For Volkswagen AG to reach its goal of being the world's largest automaker by 2018, Christian Klingler will have to boost the 10-brand group's annual sales by more than 3 million vehicles compared with 2010. That's a 43 percent increase. Is VW Group's sales and marketing boss worried? Hardly. Klingler, 42, even sees a chance of getting to 10 million sales before 2018. Klingler, who joined VW in 2010 after spending most of his career at Porsche Holding, Europe's largest dealer group, talked about VW's goals in an interview with Automotive News Europe Editor Harald Hamprecht.
VW's giant task
Christian Klingler must boost VW Group's unit sales more than 40% in the next 7 years
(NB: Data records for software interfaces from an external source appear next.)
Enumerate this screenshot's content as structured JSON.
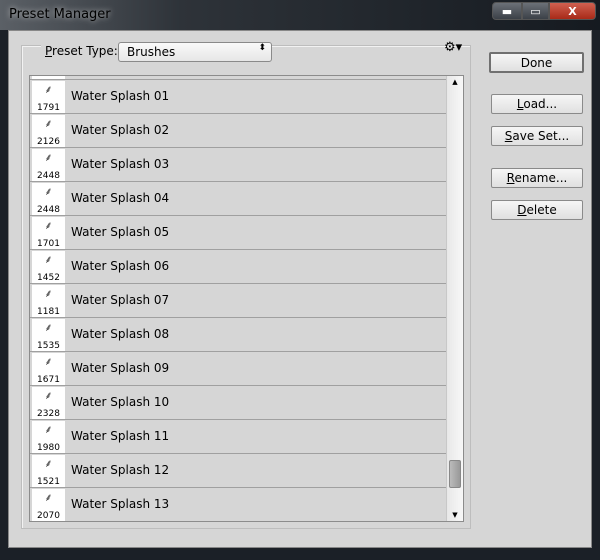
{
  "window": {
    "title": "Preset Manager",
    "min": "▬",
    "max": "▭",
    "close": "X"
  },
  "preset_type": {
    "label_first": "P",
    "label_rest": "reset Type:",
    "value": "Brushes",
    "arrow": "⬍"
  },
  "gear_icon": "⚙▾",
  "items": [
    {
      "size": "",
      "name": ""
    },
    {
      "size": "1791",
      "name": "Water Splash 01"
    },
    {
      "size": "2126",
      "name": "Water Splash 02"
    },
    {
      "size": "2448",
      "name": "Water Splash 03"
    },
    {
      "size": "2448",
      "name": "Water Splash 04"
    },
    {
      "size": "1701",
      "name": "Water Splash 05"
    },
    {
      "size": "1452",
      "name": "Water Splash 06"
    },
    {
      "size": "1181",
      "name": "Water Splash 07"
    },
    {
      "size": "1535",
      "name": "Water Splash 08"
    },
    {
      "size": "1671",
      "name": "Water Splash 09"
    },
    {
      "size": "2328",
      "name": "Water Splash 10"
    },
    {
      "size": "1980",
      "name": "Water Splash 11"
    },
    {
      "size": "1521",
      "name": "Water Splash 12"
    },
    {
      "size": "2070",
      "name": "Water Splash 13"
    }
  ],
  "scrollbar": {
    "position_fraction": 0.97,
    "up": "▲",
    "down": "▼"
  },
  "buttons": {
    "done": "Done",
    "load": {
      "u": "L",
      "rest": "oad..."
    },
    "save": {
      "u": "S",
      "rest": "ave Set..."
    },
    "rename": {
      "u": "R",
      "rest": "ename..."
    },
    "delete": {
      "u": "D",
      "rest": "elete"
    }
  }
}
Last year, the global car market came to 58.4 million vehicles. Between now and 2018, we expect significant growth. Brazil, Russia, India and China will grow disproportionately. But even established markets such as the U.S. will recover. We likewise expect growth in this market.
Europe will take part in the global growth to a small degree – despite a stable trend in core markets such as Germany. On the other hand, countries such as France and Spain will experience a decline in new registrations, mostly due to the pull-forward effect of scrapping incentives. In the UK, a 2 percent tax increase is added to that.
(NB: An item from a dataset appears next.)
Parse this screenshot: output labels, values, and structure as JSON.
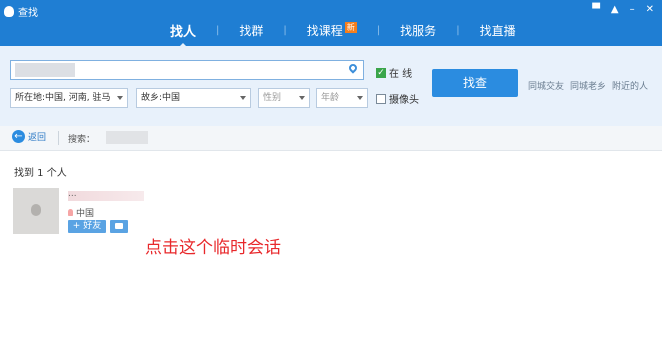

You know we want to be the global market leader by 2018 in sales as. In 2011, we want to grow at least as vigorously as the market. In 2009, our global market share was 11.2 percent. We were able to continue growing in 2010. Last year, we sold 7.14 million vehicles – an increase of nearly 14 percent compared with the previous year. Our goal for 2018 is more than 10 million.
I admit that the goal today seems more achievable than it did before. You can't rule out that we would reach it earlier. We are on a reasonable path of growth. But our list of objectives primarily involves qualitative goals: satisfied customers, the best employees, satisfied employees, good profitability and earnings quality.
China is a growth locomotive for the entire industry. We see a great deal of potential in China in the middle and long term, too. That's why we are expanding our local production capacity to about 3 million vehicles by 2013-2014.
As you can see in the financial results, our management system works tremendously well.
We are the auto company that manages the most brands across the entire spectrum very successfully. And it's important for our highly ambitious goals to have each individual brand make its contribution. Without exception. The trends indicate that the VW, Audi, Skoda brands will naturally make a fairly large contribution to sales growth.
Seat is well on the way to its turnaround. The slump in its home market is naturally not conducive to this. But for the first time in 20 years, Seat is again the market leader in Spain. We will set more priorities and put the brand on a path to success on a sustained basis.
In sales and marketing, four emphases have crystallized. First: a further professionalization of our processes. Second: We want to make clear progress in partnership with our dealer network. Third: We want to continue to sharpen our brand profiles. Fourth: We have adapted our overall leadership model to our challenges. To meet our goals, we need the best sales and marketing team in the world. We have revitalized our team with some external talent and now are very international with members from France, China, Italy, England and the Czech Republic.
In China, we want to double the number of our VW locations to about 2,000 over the next five years. The figure will be 2,500 for all our brands [in China]. We are also planning major growth in Brazil, India and Russia. We also see further need in the U.S. In some established markets such as Germany, however, we need consolidation.
We will deliver a variety of attractive new products globally, like the Golf Cabrio or the new Audi Q3. And, naturally, the New Small Family, one of the main vehicle projects in the group.
The pipeline is full to the brim with many exciting ideas. You can assume we will press vigorously ahead with our model offensive.
As a group, about 52 billion euros over the next five years, plus 10.6 billion in China. We thus have the necessary financial means and a highly motivated team to deal with the challenges ahead in the best possible way.
In the first phase, we want to increase the throughput per dealer. In the second phase, we will also expand the number of dealers. In addition, we need a push toward professionalization in the dealer network in the U.S. There has already been intensive work in this area.
The Up and the New Beetle, which are both coming out at the end of the year.
We continually look at what products we will take into individual markets. Everything depends on what the customers want and demand. Currently, the Golf compact is our smallest model in the U.S. and the Polo subcompact in China.
The New Beetle will make a completely special contribution to the emotional appeal of the Volkswagen brand. In its first generation, it may be that the [first-generation] New Beetle wasn't all that successful in Europe. Its price and its engine offerings were not entirely ideal for Europe. On the other hand, the situation was totally different in the U.S. The New Beetle hit like a bomb. Now we want to write a new success story for Volkswagen.
About 18 months ago, we started working with the dealer association on a step-by-step process of adjusting the size of the network to real market conditions.